● WORK TO BE COMPLETED
If a line in the entries contains the string "Boise", include that line in your answer.

### MATERIAL FOR THIS EXERCISE

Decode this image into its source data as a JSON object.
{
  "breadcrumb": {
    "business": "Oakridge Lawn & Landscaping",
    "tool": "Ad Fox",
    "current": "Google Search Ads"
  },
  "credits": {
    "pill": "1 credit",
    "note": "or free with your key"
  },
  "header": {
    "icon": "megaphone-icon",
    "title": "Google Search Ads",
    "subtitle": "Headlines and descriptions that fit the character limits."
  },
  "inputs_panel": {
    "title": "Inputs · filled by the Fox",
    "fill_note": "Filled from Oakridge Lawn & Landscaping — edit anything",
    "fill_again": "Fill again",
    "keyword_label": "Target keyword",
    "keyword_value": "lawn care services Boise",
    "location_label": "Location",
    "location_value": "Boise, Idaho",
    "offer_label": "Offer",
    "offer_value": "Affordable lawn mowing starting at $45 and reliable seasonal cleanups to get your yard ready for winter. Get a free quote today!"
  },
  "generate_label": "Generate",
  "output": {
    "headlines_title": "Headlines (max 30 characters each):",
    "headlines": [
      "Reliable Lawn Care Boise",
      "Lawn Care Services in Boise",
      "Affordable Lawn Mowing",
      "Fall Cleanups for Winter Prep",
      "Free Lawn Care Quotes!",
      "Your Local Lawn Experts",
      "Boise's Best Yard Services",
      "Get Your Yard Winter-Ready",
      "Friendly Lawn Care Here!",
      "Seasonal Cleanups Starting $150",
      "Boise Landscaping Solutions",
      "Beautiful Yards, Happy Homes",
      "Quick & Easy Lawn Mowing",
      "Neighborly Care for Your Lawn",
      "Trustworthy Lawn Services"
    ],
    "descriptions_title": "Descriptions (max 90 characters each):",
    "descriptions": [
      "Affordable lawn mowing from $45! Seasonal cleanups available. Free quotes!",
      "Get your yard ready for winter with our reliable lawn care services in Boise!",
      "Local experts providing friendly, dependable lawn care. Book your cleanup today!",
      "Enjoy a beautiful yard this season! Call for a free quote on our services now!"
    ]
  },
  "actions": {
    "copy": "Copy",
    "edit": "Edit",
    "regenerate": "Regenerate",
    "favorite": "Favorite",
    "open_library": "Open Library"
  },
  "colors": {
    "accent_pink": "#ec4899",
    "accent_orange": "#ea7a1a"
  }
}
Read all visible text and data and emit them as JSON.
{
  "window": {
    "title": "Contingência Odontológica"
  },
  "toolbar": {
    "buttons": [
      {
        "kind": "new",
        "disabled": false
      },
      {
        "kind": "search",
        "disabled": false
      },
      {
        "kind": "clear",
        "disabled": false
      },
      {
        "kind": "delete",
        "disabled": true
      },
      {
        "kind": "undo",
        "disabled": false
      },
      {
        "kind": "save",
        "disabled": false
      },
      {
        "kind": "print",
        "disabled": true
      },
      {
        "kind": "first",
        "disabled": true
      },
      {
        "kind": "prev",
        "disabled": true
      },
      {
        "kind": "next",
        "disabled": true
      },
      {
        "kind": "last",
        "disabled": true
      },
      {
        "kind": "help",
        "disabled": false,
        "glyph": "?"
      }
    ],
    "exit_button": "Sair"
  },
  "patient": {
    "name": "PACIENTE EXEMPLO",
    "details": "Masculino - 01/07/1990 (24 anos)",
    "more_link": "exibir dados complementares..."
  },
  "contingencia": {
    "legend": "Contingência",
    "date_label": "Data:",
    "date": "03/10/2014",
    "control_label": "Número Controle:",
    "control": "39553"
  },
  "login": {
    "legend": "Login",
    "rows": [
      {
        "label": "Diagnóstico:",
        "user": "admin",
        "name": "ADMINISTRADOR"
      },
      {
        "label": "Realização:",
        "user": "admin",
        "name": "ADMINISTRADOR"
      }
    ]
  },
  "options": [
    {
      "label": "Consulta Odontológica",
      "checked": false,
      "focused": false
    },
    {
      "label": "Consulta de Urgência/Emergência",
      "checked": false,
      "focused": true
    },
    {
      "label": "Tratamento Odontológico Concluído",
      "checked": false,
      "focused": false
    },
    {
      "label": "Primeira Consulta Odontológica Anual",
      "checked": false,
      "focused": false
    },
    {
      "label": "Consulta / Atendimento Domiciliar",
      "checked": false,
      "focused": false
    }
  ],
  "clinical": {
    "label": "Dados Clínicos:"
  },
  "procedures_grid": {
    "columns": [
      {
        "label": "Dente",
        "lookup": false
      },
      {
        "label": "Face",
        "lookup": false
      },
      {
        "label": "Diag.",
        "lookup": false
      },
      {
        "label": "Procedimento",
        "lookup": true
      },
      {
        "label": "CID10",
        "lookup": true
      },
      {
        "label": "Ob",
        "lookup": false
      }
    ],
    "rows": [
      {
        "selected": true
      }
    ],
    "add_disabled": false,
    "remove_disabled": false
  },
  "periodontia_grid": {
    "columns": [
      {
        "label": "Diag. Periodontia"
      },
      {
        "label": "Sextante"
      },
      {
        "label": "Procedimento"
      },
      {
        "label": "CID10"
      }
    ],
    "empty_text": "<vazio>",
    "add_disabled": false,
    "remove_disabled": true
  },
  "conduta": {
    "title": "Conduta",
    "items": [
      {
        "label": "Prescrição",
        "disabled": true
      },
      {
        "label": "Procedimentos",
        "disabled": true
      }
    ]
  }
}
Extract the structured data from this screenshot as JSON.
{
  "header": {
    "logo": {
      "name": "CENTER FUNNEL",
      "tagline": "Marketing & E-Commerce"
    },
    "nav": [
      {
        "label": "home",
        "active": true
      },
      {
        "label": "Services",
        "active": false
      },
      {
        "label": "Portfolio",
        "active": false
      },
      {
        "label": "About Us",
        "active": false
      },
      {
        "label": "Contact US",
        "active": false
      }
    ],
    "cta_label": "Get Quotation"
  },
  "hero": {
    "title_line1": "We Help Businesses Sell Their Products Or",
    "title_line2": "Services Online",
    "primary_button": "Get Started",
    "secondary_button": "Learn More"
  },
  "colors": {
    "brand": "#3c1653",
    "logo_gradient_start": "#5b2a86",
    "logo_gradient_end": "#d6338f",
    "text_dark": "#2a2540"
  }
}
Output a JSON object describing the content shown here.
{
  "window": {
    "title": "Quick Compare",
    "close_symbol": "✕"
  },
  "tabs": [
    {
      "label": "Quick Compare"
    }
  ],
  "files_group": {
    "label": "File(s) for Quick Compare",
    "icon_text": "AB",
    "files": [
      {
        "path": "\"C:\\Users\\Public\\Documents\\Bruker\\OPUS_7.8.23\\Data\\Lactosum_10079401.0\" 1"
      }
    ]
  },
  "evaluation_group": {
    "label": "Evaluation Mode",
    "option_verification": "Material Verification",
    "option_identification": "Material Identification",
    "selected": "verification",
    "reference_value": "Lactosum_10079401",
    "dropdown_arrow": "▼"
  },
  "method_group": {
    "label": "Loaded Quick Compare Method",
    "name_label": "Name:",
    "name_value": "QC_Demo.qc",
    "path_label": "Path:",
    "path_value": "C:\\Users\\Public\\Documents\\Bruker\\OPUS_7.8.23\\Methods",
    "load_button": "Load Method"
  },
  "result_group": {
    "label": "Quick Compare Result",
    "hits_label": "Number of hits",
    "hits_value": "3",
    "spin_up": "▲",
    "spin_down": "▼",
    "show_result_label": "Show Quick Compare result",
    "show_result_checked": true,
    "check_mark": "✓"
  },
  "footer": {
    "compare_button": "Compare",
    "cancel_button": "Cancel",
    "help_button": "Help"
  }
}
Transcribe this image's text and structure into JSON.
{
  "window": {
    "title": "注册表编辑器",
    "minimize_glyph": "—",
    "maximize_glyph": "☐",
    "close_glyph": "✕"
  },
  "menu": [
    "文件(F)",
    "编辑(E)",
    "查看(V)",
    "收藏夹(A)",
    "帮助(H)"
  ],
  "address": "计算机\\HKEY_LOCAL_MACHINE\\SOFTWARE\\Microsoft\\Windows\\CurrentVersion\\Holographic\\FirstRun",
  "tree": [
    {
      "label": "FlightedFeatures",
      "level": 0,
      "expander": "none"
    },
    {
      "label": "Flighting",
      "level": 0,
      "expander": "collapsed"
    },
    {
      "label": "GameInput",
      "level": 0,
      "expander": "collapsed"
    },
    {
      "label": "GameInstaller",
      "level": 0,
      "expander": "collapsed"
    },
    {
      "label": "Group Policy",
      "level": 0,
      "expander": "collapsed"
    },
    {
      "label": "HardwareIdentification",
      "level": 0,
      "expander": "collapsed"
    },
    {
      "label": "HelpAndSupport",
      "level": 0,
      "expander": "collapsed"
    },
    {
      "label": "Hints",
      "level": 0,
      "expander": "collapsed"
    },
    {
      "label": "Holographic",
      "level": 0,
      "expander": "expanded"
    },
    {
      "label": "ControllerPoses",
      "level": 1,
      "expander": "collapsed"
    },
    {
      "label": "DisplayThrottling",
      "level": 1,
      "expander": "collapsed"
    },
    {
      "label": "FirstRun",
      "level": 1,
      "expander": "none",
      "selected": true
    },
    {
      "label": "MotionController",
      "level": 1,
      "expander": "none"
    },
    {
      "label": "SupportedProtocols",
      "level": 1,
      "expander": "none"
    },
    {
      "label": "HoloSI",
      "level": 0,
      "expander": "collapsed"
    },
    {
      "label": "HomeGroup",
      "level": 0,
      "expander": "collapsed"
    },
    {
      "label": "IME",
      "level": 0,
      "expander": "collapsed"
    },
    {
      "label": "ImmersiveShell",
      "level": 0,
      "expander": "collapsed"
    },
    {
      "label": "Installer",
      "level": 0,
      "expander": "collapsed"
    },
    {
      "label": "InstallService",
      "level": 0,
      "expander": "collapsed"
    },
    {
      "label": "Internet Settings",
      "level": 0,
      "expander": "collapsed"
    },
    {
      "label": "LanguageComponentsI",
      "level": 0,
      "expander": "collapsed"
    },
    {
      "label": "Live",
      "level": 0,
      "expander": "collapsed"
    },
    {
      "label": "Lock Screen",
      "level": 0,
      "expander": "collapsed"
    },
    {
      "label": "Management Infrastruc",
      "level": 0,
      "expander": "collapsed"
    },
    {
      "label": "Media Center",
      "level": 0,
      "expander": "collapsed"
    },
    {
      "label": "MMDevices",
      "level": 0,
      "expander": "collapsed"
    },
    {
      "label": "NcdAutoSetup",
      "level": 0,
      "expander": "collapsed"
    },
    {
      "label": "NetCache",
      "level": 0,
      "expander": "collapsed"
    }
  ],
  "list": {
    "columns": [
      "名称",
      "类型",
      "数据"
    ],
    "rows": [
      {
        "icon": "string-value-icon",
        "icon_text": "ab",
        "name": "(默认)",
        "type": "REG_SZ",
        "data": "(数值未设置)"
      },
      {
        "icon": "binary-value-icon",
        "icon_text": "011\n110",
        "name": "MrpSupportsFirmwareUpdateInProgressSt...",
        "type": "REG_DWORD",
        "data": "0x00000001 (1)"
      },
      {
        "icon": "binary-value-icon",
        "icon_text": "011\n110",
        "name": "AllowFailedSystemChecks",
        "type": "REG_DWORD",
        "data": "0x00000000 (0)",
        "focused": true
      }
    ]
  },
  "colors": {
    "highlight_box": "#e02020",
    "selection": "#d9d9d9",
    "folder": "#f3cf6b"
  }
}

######

● EXERCISE OUTPUT
    "keyword_value": "lawn care services Boise",
    "location_value": "Boise, Idaho",
      "Reliable Lawn Care Boise",
      "Lawn Care Services in Boise",
      "Boise's Best Yard Services",
      "Boise Landscaping Solutions",
      "Get your yard ready for winter with our reliable lawn care services in Boise!",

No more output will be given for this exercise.